But man. That was stupid on top of evil. Don’t make bargains with the Devil, especially ones that involve destroying other people’s lives. Especially when in the end, you smell like sacrificial meat, too. And now you’re an eventual Life Lesson for all the kids of mixed heritage I know, who think they’re white-passing. Don’t count on it. Especially when you’re doing things you shouldn’t be doing regardless.

Sigh.

Same as it ever was?

I wrote this on my Facebook wall one year ago today, in three successive status posts.

2014: Groundhog Day comes to social justice. It’s fifty years after Freedom Summer, but it all looks so similar. Feds needing to step in behind racist police and court actions.

Also: These unindicted deaths? These are not a bug in the system. They are a feature. Even worse, these aren’t introduced by the code, they’re part of the language and the hardware.

Social justice *now*. End neo-fascism *now*. End death penalty culture *now*. End the mindless worship of police and military power *now*. End victim blaming *now*.

The world is not changed by superheroes. It’s changed by ordinary people choosing to step outside the machines of injustice they’ve been assigned to.

I wrote “End entitlement culture *now*.” but I took it out, realizing it would be misread by some.

The worst entitlement culture is the one that says that prosperity is a mark of moral goodness, and poverty a sign of disfavor of God for moral weakness.

The worst entitlement culture is the one that says white boys are destined for prosperity and power, and their “youthful transgressions” just a thing to be grown out of, while black boys are destined for criminality, and their“youthful transgressions” a sign of things to come, to be addressed harshly as a curb to the inevitable.

The worst entitlement culture sees a young black man with a sword, a young black man with a BB gun, a black CHILD with a toy gun, and sees a threat to be gunned down…while cheering for open carry.

The worst entitlement culture sees black people treated badly and takes refuge in victim blaming—they must have *done* something to *deserve* that.

The worst entitlement culture says that the emotional discomfort of white people merits the death of black people.

The worst entitlement culture says that the emotional discomfort of black people…the expectations of servility and saintliness…are to be simply accepted and endured.

The worst entitlement culture looks on at hungry children and says, “well, you shouldn’t have had them, then” and “I earned my wealth.”

Wanting safety and warmth and health for one’s children, one’s elderly, one’s working poor? That’s not entitlement. That’s justice.

What do you take with you?

What do you take with you, if you have to make your life fit into a steamer trunk? A bindle? What you can carry in two hands?

What do you take with you when you have months and days to consider? What do you take with you when you have only hours, or seconds?

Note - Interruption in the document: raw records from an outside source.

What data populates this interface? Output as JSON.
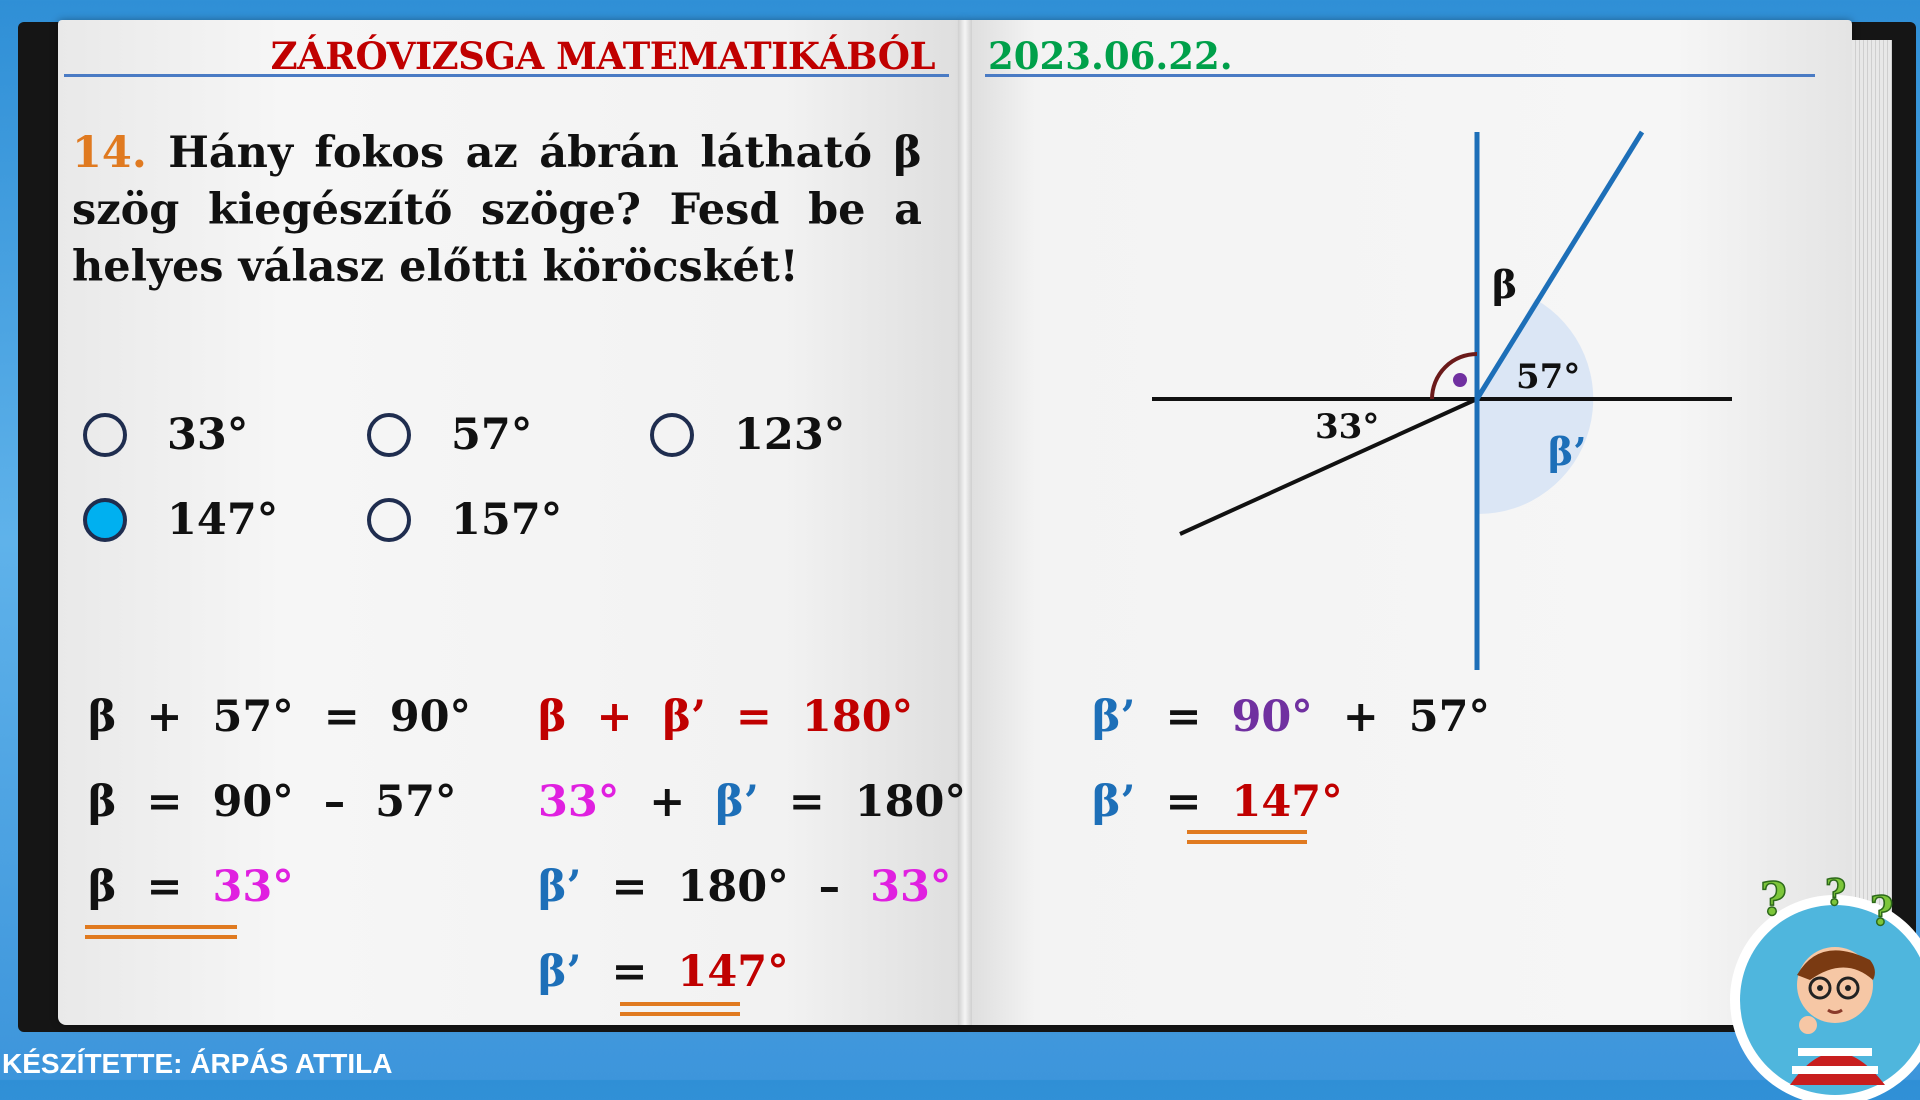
{
  "header": {
    "title": "ZÁRÓVIZSGA MATEMATIKÁBÓL",
    "date": "2023.06.22."
  },
  "question": {
    "number": "14.",
    "text": " Hány fokos az ábrán látható β szög kiegészítő szöge? Fesd be a helyes válasz előtti köröcskét!"
  },
  "options": [
    {
      "label": "33°",
      "selected": false
    },
    {
      "label": "57°",
      "selected": false
    },
    {
      "label": "123°",
      "selected": false
    },
    {
      "label": "147°",
      "selected": true
    },
    {
      "label": "157°",
      "selected": false
    }
  ],
  "diagram": {
    "beta": "β",
    "angle_57": "57°",
    "angle_33": "33°",
    "beta_prime": "β’"
  },
  "solution": {
    "col1": {
      "l1_a": "β  +  57°  =  90°",
      "l2_a": "β  =  90°  –  57°",
      "l3_a": "β  =  ",
      "l3_b": "33°"
    },
    "col2": {
      "l1_a": "β  +  β’  =  180°",
      "l2_a": "33°",
      "l2_b": "  +  ",
      "l2_c": "β’",
      "l2_d": "  =  180°",
      "l3_a": "β’",
      "l3_b": "  =  180°  –  ",
      "l3_c": "33°",
      "l4_a": "β’",
      "l4_b": "  =  ",
      "l4_c": "147°"
    },
    "col3": {
      "l1_a": "β’",
      "l1_b": "  =  ",
      "l1_c": "90°",
      "l1_d": "  +  57°",
      "l2_a": "β’",
      "l2_b": "  =  ",
      "l2_c": "147°"
    }
  },
  "credit": "KÉSZÍTETTE: ÁRPÁS ATTILA",
  "colors": {
    "title_red": "#c00000",
    "date_green": "#00a04a",
    "qnum_orange": "#e07a20",
    "selected_fill": "#00b0f0",
    "line_blue": "#1d6fb8",
    "magenta": "#e020e0",
    "purple": "#7030a0"
  }
}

What do you take with you when you know you are returning? What do you take with you when you think you will never see this home again? 

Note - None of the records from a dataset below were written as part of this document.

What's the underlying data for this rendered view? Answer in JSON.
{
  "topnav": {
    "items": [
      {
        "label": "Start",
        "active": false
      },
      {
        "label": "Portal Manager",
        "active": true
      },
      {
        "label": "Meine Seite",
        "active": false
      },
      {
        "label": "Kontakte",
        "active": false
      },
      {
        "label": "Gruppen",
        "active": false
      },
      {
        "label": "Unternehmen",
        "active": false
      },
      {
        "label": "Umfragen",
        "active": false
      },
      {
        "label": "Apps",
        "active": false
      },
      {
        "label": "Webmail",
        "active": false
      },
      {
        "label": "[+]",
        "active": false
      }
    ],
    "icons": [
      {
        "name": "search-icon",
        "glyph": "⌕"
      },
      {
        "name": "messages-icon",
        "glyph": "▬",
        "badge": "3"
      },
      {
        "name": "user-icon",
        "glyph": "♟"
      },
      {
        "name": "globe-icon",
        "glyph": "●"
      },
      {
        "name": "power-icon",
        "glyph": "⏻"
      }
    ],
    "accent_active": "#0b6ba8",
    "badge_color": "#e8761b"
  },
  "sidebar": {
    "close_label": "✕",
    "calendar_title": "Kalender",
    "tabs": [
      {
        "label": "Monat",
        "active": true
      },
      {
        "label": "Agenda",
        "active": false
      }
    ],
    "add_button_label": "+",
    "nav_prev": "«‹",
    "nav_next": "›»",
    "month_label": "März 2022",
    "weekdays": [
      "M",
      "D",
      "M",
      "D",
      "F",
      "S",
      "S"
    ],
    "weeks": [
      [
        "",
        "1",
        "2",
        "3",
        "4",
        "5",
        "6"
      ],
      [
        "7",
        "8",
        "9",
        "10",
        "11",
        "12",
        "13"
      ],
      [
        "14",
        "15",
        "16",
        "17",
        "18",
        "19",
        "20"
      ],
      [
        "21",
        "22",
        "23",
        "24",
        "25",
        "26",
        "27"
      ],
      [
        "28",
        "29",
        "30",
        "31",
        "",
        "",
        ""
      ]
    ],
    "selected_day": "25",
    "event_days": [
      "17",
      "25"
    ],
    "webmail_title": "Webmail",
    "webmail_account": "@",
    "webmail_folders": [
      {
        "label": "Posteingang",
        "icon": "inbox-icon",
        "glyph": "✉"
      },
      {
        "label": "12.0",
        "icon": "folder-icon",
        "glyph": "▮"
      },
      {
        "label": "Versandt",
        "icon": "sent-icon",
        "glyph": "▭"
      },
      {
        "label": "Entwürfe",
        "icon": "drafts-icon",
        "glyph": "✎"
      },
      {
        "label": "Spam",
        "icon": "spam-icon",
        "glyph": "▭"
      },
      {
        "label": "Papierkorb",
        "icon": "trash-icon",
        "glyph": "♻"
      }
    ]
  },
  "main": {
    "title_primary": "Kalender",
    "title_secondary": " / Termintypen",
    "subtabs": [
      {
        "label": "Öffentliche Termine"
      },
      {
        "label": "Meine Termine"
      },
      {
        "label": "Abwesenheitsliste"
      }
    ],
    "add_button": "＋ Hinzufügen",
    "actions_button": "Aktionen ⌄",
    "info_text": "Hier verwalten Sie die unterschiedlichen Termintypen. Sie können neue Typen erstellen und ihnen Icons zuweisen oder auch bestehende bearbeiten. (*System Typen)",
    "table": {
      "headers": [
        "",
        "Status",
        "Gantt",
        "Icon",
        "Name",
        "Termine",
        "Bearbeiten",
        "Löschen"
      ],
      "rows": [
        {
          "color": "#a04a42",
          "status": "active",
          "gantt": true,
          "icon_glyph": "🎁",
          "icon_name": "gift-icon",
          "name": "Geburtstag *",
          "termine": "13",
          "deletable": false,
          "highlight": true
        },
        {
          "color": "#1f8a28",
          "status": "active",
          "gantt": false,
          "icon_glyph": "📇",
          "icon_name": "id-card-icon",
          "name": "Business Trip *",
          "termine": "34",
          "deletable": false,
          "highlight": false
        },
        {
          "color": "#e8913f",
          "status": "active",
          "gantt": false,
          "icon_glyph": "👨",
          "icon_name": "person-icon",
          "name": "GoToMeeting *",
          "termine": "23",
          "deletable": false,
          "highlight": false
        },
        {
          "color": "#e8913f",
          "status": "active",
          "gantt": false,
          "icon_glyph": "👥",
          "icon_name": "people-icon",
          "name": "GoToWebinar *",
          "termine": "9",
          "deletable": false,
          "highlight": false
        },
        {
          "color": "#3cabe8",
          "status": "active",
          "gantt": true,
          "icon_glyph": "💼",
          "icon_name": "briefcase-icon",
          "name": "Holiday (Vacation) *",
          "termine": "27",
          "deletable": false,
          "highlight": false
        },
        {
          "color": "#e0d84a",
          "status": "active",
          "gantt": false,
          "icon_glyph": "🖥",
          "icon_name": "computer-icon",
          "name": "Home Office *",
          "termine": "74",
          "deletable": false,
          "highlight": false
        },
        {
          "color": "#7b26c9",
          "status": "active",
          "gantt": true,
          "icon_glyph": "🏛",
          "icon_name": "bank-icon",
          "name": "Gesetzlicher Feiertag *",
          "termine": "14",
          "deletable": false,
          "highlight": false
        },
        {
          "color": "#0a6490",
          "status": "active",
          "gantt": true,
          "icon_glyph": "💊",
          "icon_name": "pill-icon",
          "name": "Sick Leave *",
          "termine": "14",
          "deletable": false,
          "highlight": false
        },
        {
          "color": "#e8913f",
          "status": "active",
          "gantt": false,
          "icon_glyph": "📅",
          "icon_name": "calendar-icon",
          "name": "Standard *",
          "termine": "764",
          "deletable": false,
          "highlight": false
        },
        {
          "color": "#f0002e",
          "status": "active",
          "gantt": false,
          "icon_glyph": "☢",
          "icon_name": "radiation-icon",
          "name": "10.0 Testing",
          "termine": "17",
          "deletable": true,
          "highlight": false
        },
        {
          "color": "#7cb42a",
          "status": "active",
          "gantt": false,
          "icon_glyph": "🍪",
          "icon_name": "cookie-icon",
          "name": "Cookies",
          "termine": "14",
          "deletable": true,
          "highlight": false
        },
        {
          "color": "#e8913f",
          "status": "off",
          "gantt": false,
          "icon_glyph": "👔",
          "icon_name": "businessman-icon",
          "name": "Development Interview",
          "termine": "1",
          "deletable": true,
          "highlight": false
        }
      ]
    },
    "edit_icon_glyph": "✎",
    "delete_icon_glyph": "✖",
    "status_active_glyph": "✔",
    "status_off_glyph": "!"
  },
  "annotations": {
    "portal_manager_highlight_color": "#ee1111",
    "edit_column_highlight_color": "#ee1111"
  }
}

What do you take with you when the other end will be familiar? What do you take with you when the other end is unimaginably different?

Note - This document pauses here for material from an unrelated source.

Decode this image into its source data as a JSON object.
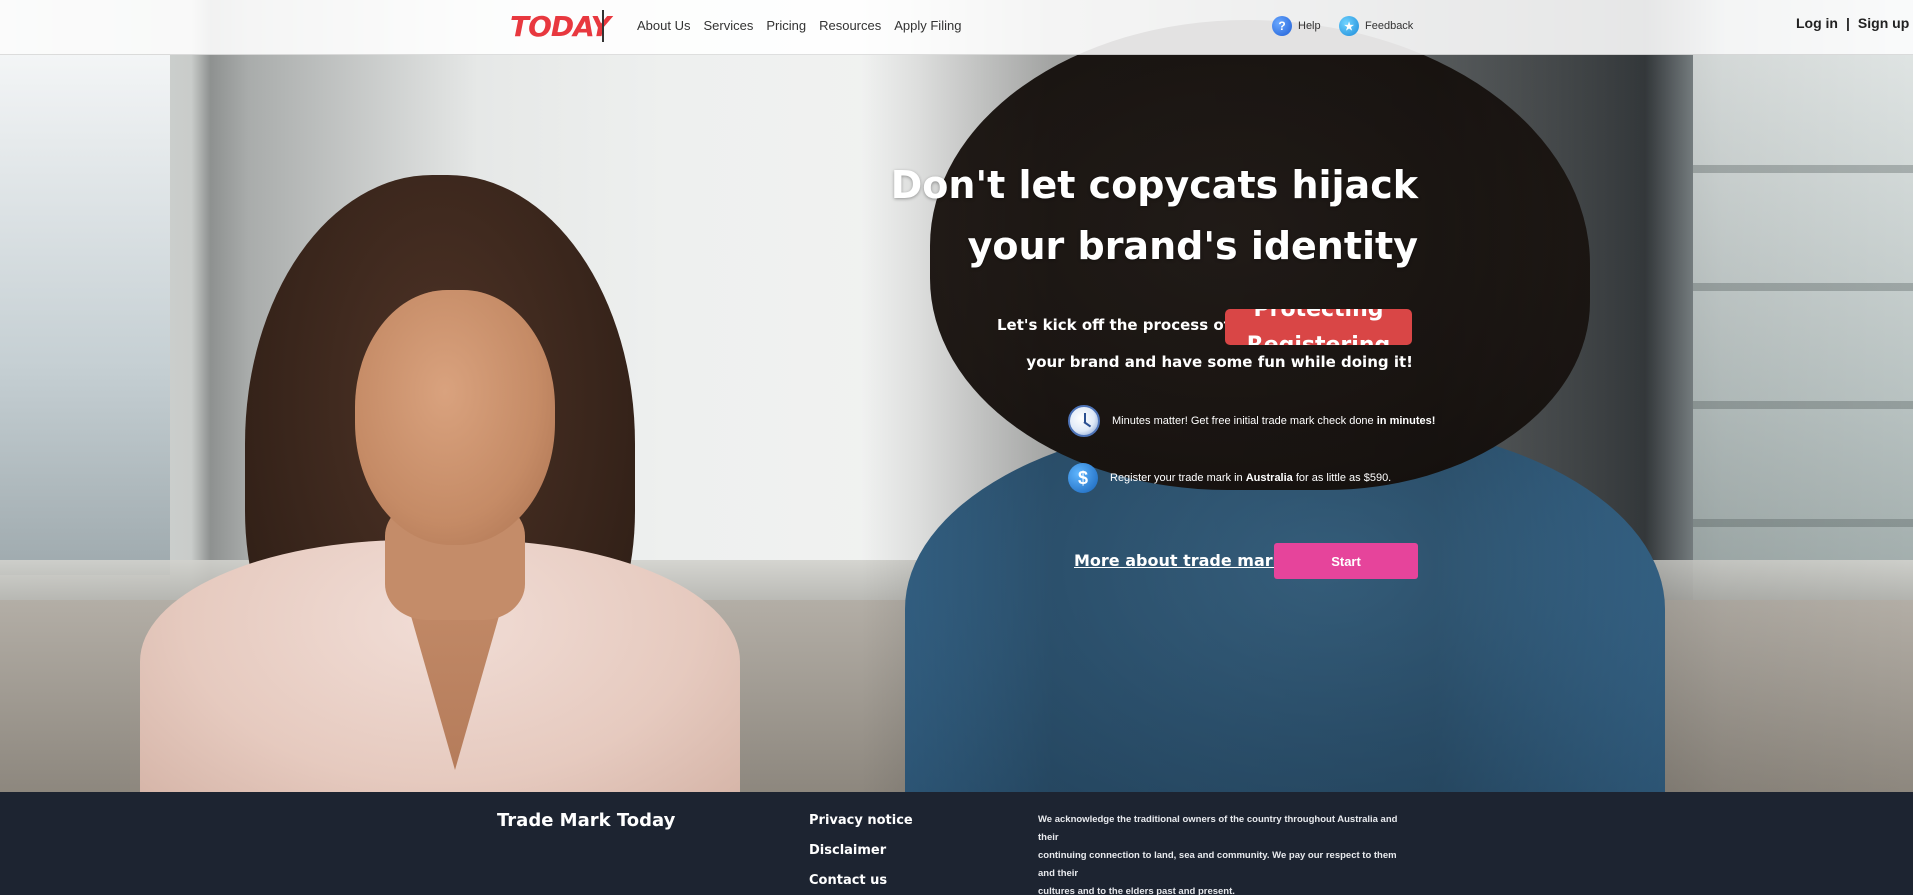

What do you take with you when you know you can buy whatever you need at the other end? What do you take with you when you have no portable wealth?

What do you take with you when you are taking little children? What do you take with you when you have life-altering illnesses?


I think about this often. About the similarities and differences between being a traveler and an immigrant. Between fleeing a fire and fleeing a marriage. Living out of a suitcase, a car, a backpack, a boat. About identities we carry with us in our minds, and those we prove with certified documents. About home as talismans and home as a palate. Home as a palette, too. And on a pallet.